Information given Start Marker

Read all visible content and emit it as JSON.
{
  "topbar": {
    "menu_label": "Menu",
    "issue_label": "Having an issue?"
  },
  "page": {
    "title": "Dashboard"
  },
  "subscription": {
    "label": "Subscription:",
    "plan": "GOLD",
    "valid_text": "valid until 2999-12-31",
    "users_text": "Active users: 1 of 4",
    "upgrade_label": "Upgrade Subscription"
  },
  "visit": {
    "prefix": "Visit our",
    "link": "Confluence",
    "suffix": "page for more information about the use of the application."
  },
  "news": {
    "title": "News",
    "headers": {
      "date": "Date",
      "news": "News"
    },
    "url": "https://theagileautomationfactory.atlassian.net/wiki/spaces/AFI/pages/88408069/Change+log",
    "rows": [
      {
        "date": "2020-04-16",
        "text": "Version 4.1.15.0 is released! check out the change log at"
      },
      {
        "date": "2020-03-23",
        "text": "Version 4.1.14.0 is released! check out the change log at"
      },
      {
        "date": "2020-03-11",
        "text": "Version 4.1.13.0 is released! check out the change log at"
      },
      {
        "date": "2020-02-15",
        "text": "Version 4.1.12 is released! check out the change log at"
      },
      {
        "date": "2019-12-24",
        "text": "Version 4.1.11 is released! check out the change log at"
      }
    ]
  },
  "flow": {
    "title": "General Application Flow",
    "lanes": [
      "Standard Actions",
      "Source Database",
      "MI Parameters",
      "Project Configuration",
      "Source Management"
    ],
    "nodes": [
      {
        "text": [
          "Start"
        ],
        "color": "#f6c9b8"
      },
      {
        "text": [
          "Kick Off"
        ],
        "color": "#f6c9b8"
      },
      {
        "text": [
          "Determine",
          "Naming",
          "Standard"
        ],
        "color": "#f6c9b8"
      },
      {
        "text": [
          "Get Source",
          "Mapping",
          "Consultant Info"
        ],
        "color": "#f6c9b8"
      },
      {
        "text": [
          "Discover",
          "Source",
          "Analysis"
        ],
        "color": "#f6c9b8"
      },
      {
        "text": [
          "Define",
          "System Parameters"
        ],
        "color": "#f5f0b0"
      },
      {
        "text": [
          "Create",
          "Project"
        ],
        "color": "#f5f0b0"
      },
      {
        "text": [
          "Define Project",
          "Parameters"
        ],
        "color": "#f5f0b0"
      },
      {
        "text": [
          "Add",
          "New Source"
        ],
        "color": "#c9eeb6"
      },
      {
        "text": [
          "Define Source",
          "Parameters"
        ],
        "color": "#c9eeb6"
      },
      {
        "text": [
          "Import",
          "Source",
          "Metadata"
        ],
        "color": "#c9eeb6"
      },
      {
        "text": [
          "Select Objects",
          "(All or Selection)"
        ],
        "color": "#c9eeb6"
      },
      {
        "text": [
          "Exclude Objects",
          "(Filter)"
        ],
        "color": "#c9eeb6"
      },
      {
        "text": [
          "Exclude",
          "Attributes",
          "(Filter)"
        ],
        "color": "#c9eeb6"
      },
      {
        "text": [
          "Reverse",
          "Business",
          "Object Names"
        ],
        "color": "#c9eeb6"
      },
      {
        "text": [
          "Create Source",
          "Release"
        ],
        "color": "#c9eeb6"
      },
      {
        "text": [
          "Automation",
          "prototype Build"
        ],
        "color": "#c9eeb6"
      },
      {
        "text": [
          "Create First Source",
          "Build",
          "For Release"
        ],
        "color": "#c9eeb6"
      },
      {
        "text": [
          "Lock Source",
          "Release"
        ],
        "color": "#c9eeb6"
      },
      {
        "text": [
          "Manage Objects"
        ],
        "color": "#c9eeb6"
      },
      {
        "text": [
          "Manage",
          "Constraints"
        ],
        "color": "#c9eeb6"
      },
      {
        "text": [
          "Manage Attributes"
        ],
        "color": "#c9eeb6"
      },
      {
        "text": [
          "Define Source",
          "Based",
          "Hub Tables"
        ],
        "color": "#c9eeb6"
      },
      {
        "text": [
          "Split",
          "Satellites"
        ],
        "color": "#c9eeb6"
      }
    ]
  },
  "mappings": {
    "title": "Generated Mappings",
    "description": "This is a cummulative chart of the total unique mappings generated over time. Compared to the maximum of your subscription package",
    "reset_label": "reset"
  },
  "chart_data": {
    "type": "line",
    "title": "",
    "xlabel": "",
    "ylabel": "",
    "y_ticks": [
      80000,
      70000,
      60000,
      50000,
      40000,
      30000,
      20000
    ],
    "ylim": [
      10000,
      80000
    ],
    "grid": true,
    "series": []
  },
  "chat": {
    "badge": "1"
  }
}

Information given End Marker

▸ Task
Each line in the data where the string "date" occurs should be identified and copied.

▸ Written solution
      "date": "Date",
        "date": "2020-04-16",
        "date": "2020-03-23",
        "date": "2020-03-11",
        "date": "2020-02-15",
        "date": "2019-12-24",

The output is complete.